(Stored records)
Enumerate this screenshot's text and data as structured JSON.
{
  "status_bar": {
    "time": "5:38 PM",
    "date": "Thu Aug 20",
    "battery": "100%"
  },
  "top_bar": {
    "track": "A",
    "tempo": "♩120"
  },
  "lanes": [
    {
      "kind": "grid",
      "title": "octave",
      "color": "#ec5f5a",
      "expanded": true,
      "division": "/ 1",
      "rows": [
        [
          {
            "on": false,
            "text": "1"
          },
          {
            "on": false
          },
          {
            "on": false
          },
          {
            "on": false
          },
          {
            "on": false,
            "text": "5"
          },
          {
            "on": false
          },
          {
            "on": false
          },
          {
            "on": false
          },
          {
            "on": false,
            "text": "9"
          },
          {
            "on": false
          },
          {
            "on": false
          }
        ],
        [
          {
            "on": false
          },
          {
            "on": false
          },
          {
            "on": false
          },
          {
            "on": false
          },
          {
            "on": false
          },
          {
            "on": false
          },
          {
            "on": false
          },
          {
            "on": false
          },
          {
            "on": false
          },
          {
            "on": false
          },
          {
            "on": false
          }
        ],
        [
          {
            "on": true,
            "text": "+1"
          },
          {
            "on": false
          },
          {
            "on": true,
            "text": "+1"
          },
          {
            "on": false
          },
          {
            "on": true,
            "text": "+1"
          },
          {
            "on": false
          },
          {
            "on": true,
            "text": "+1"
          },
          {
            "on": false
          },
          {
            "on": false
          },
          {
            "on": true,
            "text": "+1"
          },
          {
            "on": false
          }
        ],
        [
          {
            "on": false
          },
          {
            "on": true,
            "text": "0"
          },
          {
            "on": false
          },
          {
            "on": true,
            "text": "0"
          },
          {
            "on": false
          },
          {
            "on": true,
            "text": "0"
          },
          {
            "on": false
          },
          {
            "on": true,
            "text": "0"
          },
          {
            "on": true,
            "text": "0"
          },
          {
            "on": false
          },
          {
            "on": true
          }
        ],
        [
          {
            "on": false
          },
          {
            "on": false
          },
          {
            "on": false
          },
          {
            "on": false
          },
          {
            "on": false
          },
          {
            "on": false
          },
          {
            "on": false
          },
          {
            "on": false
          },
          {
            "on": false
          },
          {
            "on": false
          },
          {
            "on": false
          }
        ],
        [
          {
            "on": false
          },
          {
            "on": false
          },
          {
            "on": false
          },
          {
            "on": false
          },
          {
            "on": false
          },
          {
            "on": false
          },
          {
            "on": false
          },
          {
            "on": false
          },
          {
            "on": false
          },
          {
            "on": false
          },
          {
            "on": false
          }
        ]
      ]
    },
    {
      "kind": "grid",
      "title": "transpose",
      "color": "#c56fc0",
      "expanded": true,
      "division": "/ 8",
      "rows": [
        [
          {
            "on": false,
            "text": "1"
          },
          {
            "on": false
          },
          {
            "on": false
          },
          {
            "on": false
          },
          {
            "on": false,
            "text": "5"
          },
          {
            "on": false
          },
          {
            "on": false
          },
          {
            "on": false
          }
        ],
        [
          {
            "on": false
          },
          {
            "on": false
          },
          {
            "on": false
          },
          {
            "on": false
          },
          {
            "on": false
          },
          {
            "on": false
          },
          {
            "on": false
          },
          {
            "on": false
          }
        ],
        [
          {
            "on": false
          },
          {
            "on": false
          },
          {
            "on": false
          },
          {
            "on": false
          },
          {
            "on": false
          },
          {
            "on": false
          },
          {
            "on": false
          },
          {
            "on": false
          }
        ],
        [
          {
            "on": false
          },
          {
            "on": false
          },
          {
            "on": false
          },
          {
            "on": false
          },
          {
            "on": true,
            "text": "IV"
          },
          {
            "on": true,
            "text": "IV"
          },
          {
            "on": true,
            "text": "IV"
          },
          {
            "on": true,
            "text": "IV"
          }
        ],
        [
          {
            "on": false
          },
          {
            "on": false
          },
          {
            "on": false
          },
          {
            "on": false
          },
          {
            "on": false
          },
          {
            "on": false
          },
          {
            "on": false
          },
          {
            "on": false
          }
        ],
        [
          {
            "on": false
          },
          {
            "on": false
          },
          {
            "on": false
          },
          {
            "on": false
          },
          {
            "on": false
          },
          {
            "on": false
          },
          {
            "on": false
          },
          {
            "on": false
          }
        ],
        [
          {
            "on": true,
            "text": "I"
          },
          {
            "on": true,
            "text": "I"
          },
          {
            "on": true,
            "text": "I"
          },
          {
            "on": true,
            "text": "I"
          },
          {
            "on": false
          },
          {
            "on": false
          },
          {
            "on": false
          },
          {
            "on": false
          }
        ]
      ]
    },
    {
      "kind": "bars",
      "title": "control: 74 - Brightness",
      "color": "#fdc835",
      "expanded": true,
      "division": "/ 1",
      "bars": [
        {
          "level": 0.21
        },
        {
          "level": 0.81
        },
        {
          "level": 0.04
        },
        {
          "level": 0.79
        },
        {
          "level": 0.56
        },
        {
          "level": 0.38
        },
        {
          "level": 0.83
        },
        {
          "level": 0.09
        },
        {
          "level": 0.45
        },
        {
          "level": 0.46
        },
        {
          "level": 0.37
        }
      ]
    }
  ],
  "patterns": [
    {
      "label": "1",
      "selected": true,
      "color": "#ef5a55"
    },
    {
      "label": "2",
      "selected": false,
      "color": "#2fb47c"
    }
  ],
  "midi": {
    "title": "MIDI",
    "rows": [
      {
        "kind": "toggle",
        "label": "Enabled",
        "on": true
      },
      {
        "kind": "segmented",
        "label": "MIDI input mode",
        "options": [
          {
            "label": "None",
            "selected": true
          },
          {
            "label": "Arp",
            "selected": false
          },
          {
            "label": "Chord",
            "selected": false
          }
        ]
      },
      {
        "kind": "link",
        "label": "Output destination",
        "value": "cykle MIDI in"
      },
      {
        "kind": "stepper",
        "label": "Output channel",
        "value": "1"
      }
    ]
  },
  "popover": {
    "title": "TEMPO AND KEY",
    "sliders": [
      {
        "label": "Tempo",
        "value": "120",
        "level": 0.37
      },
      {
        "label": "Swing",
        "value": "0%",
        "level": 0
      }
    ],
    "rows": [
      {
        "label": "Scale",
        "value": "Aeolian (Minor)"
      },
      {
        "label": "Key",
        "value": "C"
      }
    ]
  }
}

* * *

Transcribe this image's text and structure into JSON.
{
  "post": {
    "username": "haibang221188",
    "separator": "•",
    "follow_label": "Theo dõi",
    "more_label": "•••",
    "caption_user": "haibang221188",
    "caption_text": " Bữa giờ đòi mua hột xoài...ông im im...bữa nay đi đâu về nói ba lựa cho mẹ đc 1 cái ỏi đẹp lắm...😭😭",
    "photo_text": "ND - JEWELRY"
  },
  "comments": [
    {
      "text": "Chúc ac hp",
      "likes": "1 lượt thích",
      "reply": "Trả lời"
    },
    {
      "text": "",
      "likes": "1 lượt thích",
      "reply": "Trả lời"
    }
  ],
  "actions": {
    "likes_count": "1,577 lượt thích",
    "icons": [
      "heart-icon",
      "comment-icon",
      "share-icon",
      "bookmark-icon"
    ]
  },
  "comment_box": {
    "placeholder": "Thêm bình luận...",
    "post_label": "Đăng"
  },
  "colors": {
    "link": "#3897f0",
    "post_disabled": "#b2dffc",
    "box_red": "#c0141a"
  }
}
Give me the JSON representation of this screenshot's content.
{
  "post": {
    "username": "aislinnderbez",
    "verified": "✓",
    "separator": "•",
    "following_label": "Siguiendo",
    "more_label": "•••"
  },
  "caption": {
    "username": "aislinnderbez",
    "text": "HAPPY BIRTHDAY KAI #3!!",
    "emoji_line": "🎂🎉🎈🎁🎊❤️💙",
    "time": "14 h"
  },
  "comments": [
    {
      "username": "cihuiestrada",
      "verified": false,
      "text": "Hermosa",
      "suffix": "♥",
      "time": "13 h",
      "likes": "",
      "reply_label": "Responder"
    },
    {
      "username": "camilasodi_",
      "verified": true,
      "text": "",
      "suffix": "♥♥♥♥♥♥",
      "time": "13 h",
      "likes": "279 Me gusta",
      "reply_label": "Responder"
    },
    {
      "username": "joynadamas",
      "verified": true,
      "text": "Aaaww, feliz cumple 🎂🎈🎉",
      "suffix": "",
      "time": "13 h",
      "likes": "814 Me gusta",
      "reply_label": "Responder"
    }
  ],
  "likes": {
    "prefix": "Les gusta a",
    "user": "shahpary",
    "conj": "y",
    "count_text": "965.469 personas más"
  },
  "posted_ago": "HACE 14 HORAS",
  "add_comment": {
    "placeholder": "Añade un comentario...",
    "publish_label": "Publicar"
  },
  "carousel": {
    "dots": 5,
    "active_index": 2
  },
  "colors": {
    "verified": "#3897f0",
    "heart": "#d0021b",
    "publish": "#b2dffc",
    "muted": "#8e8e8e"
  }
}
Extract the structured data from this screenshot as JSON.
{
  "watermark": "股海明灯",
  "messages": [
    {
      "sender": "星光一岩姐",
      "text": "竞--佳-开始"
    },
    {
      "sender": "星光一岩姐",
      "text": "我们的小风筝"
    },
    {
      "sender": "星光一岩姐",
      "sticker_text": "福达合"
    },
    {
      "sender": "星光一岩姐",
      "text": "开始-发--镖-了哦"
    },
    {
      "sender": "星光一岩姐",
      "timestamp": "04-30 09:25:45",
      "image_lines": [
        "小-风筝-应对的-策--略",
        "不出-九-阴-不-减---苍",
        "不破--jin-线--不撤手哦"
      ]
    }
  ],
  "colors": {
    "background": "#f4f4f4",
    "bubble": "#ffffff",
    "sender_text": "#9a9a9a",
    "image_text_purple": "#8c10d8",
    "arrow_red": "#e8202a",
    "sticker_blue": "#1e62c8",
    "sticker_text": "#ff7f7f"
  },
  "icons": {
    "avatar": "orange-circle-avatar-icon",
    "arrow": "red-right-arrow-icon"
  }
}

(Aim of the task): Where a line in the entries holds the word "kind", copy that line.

(Written response):
      "kind": "grid",
      "kind": "grid",
      "kind": "bars",
        "kind": "toggle",
        "kind": "segmented",
        "kind": "link",
        "kind": "stepper",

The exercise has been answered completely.